To execute the batched operations we need to call execute on the batch object.

  function insertMultipleRows(session) {
    batch = session.createBatch();
    newCust1 = new Customer(101, "Mikael jr");
    newCust2 = new Customer(102, "Mikaela");
      then(successFunction, failFunction);

We can also batch multiple keyed reads using the same batch interface as shown here. After reading the rows we want to update them again after changing the customer names.

  function insertMultipleOps(session, cust1, cust2) { = "Michael jr"; = "Michaela";
      then(successFunction, failFunction);
  function readAndInsertMultipleRows(session) {
    batch = session.createBatch();
    var newCust1 = Customer(101);
    var newCust2 = Customer(102);
    batch.find("customer", newCust1);
    batch.find("customer", newCust2);
      then(insertMultipleOps(session, newCust1, newCust2)),

Scanning rows#

There is also an interface to scan tables through an ordered index.
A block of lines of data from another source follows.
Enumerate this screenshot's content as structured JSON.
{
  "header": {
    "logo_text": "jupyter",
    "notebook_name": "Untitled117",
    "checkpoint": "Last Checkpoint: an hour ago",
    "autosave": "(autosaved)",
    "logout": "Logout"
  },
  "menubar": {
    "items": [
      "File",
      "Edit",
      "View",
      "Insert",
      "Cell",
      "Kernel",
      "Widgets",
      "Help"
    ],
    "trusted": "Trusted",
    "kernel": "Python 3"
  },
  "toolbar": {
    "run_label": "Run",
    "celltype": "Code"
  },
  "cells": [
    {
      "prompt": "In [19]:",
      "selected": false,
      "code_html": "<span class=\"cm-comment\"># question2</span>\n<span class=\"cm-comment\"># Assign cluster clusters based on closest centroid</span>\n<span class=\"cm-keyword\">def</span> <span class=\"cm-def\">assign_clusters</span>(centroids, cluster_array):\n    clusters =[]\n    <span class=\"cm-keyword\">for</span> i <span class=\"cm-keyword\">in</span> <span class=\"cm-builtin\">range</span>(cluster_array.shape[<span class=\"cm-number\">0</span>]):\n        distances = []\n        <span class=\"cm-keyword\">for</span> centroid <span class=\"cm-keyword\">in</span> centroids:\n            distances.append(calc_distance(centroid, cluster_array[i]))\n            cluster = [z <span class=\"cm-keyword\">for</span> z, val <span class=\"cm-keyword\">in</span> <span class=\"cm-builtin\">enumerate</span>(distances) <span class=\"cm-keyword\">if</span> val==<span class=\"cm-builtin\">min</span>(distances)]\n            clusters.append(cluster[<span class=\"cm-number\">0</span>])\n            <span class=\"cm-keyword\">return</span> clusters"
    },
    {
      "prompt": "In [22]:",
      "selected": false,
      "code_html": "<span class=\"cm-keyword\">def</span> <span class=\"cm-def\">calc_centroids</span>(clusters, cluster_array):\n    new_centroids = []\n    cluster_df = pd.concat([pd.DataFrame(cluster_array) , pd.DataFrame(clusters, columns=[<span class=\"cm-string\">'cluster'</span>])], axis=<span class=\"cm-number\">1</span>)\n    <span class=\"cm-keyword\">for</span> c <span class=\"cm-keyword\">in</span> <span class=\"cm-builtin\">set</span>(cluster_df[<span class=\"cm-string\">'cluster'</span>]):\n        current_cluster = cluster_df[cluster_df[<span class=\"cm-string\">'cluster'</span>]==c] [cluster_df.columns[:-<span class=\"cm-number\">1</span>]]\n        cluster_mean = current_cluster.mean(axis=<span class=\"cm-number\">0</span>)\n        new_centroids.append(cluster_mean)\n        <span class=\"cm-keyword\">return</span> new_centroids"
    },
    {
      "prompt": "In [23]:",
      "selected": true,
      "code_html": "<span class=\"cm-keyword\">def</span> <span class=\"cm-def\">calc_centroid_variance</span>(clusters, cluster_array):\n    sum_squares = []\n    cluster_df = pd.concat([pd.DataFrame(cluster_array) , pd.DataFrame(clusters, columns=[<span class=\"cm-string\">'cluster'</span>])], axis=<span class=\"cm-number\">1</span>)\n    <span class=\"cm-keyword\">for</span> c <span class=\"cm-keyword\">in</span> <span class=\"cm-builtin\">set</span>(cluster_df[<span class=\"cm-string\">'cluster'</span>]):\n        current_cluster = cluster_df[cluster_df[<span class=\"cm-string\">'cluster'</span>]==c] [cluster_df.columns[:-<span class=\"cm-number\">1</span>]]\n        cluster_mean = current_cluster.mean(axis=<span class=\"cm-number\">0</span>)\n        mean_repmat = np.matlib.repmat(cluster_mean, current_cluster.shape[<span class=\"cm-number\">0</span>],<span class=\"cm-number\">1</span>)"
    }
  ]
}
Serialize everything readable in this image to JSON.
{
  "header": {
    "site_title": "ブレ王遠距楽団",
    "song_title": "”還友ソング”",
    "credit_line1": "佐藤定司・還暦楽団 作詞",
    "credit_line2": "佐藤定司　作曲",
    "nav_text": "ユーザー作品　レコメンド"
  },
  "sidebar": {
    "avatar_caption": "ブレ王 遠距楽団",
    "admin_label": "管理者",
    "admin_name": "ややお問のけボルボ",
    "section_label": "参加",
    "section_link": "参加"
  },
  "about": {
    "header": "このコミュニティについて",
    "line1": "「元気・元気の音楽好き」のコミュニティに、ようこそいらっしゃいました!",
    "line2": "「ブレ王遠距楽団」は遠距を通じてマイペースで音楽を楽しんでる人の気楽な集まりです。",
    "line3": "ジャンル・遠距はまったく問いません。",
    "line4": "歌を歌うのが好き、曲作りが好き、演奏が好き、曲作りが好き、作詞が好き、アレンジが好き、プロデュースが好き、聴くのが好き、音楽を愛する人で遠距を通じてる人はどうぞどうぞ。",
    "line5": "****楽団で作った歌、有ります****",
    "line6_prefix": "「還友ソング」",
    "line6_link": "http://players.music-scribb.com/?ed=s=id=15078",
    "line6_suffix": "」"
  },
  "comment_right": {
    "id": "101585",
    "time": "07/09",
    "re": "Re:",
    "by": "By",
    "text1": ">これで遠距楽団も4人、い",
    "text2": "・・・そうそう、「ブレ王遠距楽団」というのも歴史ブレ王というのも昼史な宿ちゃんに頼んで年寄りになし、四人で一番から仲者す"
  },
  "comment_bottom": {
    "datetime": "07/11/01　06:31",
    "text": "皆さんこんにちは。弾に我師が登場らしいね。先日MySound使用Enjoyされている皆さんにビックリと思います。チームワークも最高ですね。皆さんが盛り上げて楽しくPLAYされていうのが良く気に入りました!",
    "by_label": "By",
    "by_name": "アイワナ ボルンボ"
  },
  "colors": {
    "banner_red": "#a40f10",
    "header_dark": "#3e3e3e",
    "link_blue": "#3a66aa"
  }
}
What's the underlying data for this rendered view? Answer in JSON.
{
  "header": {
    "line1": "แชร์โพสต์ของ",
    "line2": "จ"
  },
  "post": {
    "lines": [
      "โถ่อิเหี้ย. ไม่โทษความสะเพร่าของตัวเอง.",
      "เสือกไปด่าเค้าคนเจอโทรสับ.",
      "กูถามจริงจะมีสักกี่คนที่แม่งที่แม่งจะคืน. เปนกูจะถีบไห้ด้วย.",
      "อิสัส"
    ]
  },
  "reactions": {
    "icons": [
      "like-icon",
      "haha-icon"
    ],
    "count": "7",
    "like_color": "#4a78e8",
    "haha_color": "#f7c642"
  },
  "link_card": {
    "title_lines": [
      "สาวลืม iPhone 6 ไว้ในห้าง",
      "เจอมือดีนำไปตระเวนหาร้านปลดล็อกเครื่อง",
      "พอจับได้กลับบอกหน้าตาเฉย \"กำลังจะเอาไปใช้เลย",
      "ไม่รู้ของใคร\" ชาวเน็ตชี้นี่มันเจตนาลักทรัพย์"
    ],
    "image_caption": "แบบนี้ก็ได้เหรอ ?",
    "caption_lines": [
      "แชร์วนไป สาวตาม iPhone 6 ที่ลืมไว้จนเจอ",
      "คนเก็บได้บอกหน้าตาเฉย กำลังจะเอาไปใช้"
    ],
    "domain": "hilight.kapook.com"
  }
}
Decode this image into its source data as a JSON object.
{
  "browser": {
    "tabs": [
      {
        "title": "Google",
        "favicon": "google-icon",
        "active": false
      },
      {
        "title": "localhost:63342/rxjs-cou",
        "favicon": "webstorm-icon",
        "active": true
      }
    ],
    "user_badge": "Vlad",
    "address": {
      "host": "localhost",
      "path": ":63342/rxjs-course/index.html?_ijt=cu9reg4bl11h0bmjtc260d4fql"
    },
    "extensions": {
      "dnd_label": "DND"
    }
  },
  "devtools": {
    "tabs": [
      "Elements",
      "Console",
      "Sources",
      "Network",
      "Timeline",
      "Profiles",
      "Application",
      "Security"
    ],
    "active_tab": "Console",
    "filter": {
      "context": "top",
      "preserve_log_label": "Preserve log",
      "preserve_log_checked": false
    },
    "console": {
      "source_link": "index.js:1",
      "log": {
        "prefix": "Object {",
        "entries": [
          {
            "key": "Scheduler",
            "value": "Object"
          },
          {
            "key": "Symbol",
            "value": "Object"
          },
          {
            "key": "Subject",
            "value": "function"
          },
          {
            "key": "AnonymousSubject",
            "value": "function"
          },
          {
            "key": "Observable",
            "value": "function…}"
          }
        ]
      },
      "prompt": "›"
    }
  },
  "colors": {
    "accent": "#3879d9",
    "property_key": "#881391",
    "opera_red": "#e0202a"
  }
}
To perform this we need to first create a query object. When creating the query object we can supply the table name or a table mapping object.

This method returns a Query object. Through this query object we can define the query search condition. We define one predicate per call. All functions that define predicates return a query predicate that can be passed into a new predicate function.

The conditions supported are eq (equality condition), ne (not equal), gt (greater than), ge (greater than or equal), lt (less than), le (less than or equal), isNull, isNotNull.

There are numerous functions to join two predicates.

and(predicate) (if both predicates are true), or, andNot (this query predicate with the negation of the parameter predicate), orNot, not.

function handle_results(err, results) {
  if (err) { ... } // Error code
  else     { ... } // Successful code
function query_definition(query) {
  return query.execute("order" : "desc");
function scanCustomers(session) {
    then(handle_results(err, results),failFunction);

In the example we use the short form where refers to the name column. In the execute we define the query to be executed in descending order. It is also possible to set a limit in the same manner that limits the number of rows to return. Also skip that skips the first number of rows before starting to report rows.

Default order is no order, default limit is several billions of rows and skip defaults to 0.

The result of the execute method is returned with an error condition and an array of result objects. The result objects are in this case a set of Customer objects.

Join operations#

There is an interface to define join operations using Database Jones. This uses the Projection interface. This code is a bit less stable than the rest of the code, I will skip describing it here. It is documented in the same place as the rest of the code.

We recommend using SQL to execute complex queries such as joins between tables, as this is the most well tested method of executing complex queries. If the query is complex it makes sense to pay the little extra cost in shipping it over to the MySQL Server for execution.

Final comments#

The above examples were developed to show one way of using Database Jones to develop a web application. More complete examples are found in the samples/tweet directory.

The API that Database Jones supports makes it possible to access NDB in many more variants than I have shown here. These examples are there to get you started to develop more interesting applications using Database Jones.

The complete API documentation is found in the database-jones/API-documentation directory.